Brian Brennan poses for a picture while holding a Krispy Kreme doughnuts box at the SEMA show
This was the first show since the shutdown of 2020. While the show was still very good the number of exhibitors was down for several reasons but this worked in our favor as it allowed us to be located in Hot Rod Alley, something that would have never happened had we been one of 2,800 exhibitors. So, time will tell us where we end up next year. Sure, we would like to be amongst our brethren in Hot Rod Alley but the booth gods may have a different take.

It was fun to speak with a number of readers who have followed the staff’s journey over the past decades and have come to know us quite well, if not in person from our ramblings on the pages in front of you. As such some funny things happen. In my case a hot rodder who had followed my stories over the years came by and knew I liked Krispy Kreme doughnuts. Well, lo and behold I was presented with a dozen (yes, I shared) assorted from the nearby doughnut palace.

HRIA Business of the Year

In closing I would like to make one more mention about ITGM taking home the 2021 HRIA Business of the Year award presented at their Wednesday night banquet.
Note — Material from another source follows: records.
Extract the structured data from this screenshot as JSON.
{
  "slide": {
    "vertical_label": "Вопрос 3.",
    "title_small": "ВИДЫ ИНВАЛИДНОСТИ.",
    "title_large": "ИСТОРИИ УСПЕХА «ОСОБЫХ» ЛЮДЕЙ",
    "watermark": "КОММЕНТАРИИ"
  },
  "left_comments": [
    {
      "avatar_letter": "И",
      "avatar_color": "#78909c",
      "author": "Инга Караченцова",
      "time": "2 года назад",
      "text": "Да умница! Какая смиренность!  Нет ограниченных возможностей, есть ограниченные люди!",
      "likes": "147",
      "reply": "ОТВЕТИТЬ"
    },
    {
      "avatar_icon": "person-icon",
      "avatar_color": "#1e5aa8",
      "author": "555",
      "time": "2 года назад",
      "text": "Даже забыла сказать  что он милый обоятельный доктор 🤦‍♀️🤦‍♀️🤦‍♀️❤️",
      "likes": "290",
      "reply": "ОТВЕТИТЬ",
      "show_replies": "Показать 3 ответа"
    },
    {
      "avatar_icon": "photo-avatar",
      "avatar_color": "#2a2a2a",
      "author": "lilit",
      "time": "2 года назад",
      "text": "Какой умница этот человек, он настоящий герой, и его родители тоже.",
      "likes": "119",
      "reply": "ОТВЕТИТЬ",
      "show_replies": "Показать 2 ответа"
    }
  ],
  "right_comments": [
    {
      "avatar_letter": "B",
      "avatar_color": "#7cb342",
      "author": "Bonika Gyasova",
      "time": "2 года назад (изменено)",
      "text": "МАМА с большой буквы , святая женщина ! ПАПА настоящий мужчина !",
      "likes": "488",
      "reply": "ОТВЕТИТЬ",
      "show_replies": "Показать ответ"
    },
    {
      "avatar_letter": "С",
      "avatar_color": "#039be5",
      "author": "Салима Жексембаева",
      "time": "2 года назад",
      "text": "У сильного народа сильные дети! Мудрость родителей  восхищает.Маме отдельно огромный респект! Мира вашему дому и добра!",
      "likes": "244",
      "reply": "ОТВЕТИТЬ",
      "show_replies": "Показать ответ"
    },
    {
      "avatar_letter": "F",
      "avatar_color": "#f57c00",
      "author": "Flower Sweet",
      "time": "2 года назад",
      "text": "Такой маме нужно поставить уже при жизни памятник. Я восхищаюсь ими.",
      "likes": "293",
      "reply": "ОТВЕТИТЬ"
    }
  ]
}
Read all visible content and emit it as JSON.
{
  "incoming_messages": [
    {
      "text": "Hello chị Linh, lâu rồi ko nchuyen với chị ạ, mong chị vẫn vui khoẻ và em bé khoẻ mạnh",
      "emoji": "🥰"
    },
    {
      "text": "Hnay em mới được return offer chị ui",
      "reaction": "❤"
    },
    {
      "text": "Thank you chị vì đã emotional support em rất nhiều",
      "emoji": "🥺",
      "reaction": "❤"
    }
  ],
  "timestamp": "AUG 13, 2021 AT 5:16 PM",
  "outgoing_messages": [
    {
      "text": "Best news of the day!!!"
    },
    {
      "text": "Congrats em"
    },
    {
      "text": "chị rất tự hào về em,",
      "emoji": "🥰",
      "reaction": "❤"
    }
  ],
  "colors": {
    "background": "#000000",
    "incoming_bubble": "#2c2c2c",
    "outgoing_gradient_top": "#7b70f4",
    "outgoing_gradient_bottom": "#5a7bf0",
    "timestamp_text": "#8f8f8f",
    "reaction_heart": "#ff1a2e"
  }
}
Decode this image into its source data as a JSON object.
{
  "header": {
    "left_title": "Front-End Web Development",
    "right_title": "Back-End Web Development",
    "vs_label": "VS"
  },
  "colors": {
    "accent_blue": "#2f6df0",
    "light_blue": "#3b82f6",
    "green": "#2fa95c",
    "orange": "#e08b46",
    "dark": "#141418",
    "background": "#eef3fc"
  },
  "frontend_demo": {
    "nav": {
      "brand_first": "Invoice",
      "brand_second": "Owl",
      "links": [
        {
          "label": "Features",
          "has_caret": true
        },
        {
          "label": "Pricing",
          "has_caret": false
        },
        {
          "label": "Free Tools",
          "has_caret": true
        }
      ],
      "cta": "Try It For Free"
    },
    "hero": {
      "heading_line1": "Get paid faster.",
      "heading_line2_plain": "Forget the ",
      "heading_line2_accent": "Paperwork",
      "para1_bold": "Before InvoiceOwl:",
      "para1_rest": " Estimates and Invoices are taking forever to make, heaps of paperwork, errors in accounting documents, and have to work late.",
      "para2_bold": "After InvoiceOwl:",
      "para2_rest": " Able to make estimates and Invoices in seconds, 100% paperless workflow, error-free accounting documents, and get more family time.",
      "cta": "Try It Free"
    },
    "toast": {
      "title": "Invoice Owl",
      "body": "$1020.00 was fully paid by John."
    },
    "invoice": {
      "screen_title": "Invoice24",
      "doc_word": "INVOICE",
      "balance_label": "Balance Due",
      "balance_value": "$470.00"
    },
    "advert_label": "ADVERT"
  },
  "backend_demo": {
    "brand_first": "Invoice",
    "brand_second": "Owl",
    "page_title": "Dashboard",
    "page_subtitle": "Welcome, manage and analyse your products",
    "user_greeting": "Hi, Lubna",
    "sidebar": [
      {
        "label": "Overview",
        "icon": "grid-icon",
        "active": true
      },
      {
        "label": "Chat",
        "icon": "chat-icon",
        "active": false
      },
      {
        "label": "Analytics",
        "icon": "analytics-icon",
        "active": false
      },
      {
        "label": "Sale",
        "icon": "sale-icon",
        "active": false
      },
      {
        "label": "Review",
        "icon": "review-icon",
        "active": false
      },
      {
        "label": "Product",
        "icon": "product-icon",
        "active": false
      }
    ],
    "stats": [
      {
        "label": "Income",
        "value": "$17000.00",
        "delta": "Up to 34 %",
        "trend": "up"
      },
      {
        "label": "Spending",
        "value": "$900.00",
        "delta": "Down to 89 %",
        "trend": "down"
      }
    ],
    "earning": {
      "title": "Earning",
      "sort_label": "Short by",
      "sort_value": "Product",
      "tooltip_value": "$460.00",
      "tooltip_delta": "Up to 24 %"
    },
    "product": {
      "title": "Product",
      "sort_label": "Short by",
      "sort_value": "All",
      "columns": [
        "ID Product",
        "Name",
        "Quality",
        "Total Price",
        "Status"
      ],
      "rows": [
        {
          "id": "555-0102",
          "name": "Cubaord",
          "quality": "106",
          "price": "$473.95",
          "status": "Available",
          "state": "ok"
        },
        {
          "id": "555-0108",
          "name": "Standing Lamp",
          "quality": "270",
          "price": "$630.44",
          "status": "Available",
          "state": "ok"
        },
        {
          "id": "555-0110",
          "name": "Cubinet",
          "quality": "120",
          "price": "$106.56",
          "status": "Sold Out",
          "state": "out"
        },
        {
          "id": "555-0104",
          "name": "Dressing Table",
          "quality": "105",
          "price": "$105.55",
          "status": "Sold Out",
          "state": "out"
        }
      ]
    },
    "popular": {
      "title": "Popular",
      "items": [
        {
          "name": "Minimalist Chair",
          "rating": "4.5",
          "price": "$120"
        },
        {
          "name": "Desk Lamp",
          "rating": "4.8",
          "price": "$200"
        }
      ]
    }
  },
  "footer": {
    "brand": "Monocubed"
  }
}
It was a stunning surprise to all of us. Once again, we are very excited and thankful and as mentioned elsewhere in this issue we have a lot of people to thank so from the bottom of our hearts “Thanks” from all of us at ITGM: Yasmin Fajatin (associate publisher and operations manager), Sarah Gonzales (managing editor and ad coordinator), Patty Ludi (office assistant), Rob Munoz (art director), Rob Fortier (editor of Classic Truck Performance), Nick Licata (editor of All Chevy Performance), Tim Foss (co-owner and publisher), and Brian Brennan (that’s me … co-owner and editorial director).
Modern Rodding
VOLUME 3 • ISSUE 16 • 2022